"Duplicity": A witty, pretty old-school crime caper
Clive Owen and Julia Roberts play corporate operatives in Tony Gilroy's smart, funny and glamorous "Duplicity." Review by Seattle Times movie critic Moira Macdonald.
Seattle Times movie critic
"Duplicity," with Clive Owen, Julia Roberts, Paul Giamatti, Tom Wilkinson, Denis O'Hare, Kathleen Chalfant, Carrie Preston. Written and directed by Tony Gilroy. 124 minutes. Rated PG-13 for language and some sexual content. Several theaters.
Latest from our new movies blog
Dancing on the ceiling NEW - 7/13, 10:47 AM
Harvey Pekar, R.I.P. NEW - 7/12, 10:32 AM
Waiting for "Inception" NEW - 7/09, 12:15 PM
"All the time, I think about you," says one character ardently to another, near the end of Tony Gilroy's snappy caper "Duplicity." "Even when you're with me."
Ahhh.

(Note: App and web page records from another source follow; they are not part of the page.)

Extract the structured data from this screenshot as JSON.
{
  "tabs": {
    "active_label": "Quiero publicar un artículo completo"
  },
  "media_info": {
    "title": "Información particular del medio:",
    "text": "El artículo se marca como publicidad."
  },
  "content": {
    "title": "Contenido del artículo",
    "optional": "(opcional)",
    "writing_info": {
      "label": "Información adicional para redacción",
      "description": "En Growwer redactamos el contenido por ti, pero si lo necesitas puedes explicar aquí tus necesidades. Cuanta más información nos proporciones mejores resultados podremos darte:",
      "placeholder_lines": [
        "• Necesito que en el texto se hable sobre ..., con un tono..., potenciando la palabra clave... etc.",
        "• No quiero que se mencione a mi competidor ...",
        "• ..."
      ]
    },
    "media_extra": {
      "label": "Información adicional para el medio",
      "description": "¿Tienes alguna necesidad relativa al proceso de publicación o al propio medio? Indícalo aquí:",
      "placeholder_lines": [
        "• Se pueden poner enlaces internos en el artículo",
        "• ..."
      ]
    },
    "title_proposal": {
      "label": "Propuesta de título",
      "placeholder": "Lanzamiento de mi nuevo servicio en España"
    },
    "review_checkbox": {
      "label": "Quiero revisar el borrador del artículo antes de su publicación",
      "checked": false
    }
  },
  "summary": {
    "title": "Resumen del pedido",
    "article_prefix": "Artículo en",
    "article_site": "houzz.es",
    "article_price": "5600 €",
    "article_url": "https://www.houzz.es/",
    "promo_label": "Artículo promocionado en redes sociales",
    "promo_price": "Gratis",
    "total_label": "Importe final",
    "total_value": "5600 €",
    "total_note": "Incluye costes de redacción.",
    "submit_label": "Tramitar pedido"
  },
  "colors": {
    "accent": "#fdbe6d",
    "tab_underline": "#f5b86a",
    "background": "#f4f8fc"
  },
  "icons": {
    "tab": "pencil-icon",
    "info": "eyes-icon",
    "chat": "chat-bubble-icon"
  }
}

Watching "Duplicity" brings pleasures all too rare: gorgeous actors speaking smart, funny dialogue in beautiful settings. And, because this movie is made by the very smart Gilroy ("Michael Clayton"), it engages our brains, too, employing a tricky tango of a plot that zooms forward and backward in time. You may well spend the first half-hour (or more) wondering what the hell's going on. Never mind; Gilroy eventually sorts everything out, and it's fun just hanging on for the ride.
Here's what we do know: Ray Koval (Clive Owen) and Claire Stenwick (Julia Roberts) are both spies-turned-corporate operatives; Dick Garsik (Paul Giamatti) and Howard Tully (Tom Wilkinson) are their respective bigwig employers. One company has a formula for a groundbreaking product guaranteed to bring untold riches — and the other company desperately wants it. Ray and Claire have a bantering and-so-to-bed history, told over elegantly split-screened flashbacks involving five-star hotels in Dubai, Rome, Miami and London. But who exactly is working for whom, and who's playing whom?
All this plays out alongside a lot of Champagne corks, comments about pizza, high-tech moles tapping away on computer screens, Giamatti smiling diabolically (nobody does it better) and Wilkinson pruning his bonsai. (No, that's not a double entendre, though this would be the right movie for one. There's actual bonsai involved.) It's an old-school, fast-talking caper with modern twists, filled with movie-star glamour and unexpectedly quirky wit.
Why had I never realized before that I've always wanted to see a movie in which Owen and Giamatti meet in a bowling alley? Or a scene in which Owen, in Clark Kent glasses and a flat Midwestern accent, pretends to be a pediatric cardiologist opening a clinic in Ethiopia, the better to seduce a clueless corporate employee (Carrie Preston, who then makes hilariously beautiful music with the wailed line "The children ... and their little hearts!")?
Owen and Roberts, who shared a much darker chemistry in "Closer," are all cool zippiness here, just the way you want movie stars to be. (One small disappointment: Though Owen looks like a dream in his Armani suits, the costume department didn't do Roberts any favors with a few sadly frumpy outfits.) Giamatti and Wilkinson are perfection, just the way you knew they would be. And Gilroy, who's only directed two films and yet is clearly a master of pacing and style, makes it all look easy. I'm still thinking of "Duplicity," even though I'm not watching it, and that's rare enough these days. Good fun.
Moira Macdonald: 206-464-2725 or email@example.com
Copyright © 2009 The Seattle Times Company